Use flood maps
These maps are drawn up and updated by the Federal Emergency Management Agency. They show the locations of flood zones and flood plains, and flood zone risks ranging from high to low. If unsure about the classification of a specific address, ask us.
As part of FEMA's modernization program, most communities are receiving new maps with more details and helpful recommendations. Since flood zones may have changed, it is important that you look at the newest versions of these maps.
Learn base flood elevation
When property owners know their flood zone, they should also learn their property's base flood elevation (or BFE).
This is the point where a building has a 1% chance of flooding each year. FEMA's newer maps typically list the BFE for different properties. If new maps are not available yet, your local building department may be able to help.
When the BFE is known, it is important to determine the elevation of the first floor of the home. Is it below or above the property's BFE? Raising a structure with a main floor below the BFE helps reduce flood risks. This type of floor plan is typical with some split-level homes and buildings.
Purchase flood insurance
When you understand the full risk of flooding for your property, you can decide whether you should purchase flood insurance for complete protection. Obviously, if you live in or near a high-risk flood zone, you should purchase coverage.
Sometimes you don't have a choice about buying coverage. Most lenders will require homeowners in flood zones to purchase insurance if they want to qualify for a home loan.
Flood insurance is mainly available through the National Flood Insurance Program, although there are some private insurers that offer coverage in selected areas.

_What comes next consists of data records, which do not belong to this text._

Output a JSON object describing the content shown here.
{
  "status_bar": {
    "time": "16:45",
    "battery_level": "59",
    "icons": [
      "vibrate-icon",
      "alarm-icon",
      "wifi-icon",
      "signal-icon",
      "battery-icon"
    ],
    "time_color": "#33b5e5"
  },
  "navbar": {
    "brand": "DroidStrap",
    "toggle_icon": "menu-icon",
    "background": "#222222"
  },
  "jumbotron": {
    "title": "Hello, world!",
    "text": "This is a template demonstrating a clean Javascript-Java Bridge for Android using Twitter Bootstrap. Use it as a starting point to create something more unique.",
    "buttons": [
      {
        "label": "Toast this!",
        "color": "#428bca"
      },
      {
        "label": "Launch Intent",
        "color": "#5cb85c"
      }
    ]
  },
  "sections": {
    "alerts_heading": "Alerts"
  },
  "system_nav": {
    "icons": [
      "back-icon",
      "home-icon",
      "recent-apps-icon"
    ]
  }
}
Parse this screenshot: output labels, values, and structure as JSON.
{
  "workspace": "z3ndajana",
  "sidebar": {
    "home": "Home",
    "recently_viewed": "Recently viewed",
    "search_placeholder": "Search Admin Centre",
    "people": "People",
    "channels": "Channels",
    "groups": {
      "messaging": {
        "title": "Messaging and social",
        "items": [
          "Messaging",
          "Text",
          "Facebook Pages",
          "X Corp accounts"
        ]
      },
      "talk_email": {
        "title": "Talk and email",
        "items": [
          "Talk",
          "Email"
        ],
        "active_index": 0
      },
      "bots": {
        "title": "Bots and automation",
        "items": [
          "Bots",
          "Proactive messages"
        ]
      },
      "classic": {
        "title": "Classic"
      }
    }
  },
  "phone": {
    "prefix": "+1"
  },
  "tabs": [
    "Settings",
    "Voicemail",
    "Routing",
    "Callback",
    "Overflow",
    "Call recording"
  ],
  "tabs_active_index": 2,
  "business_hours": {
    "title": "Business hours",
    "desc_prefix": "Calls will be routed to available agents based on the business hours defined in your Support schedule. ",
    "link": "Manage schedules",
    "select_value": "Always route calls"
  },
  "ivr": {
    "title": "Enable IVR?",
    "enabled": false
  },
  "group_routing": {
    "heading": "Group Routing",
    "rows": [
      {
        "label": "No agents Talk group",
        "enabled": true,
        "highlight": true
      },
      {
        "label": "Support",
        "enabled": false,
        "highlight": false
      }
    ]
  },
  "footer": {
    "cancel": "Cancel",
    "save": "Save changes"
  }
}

To learn more about your options and how to enroll in coverage, call us.
Reduce risks on your property
There are several steps to take to reduce risks on the property:
To learn more about flood safety and preparedness, call us.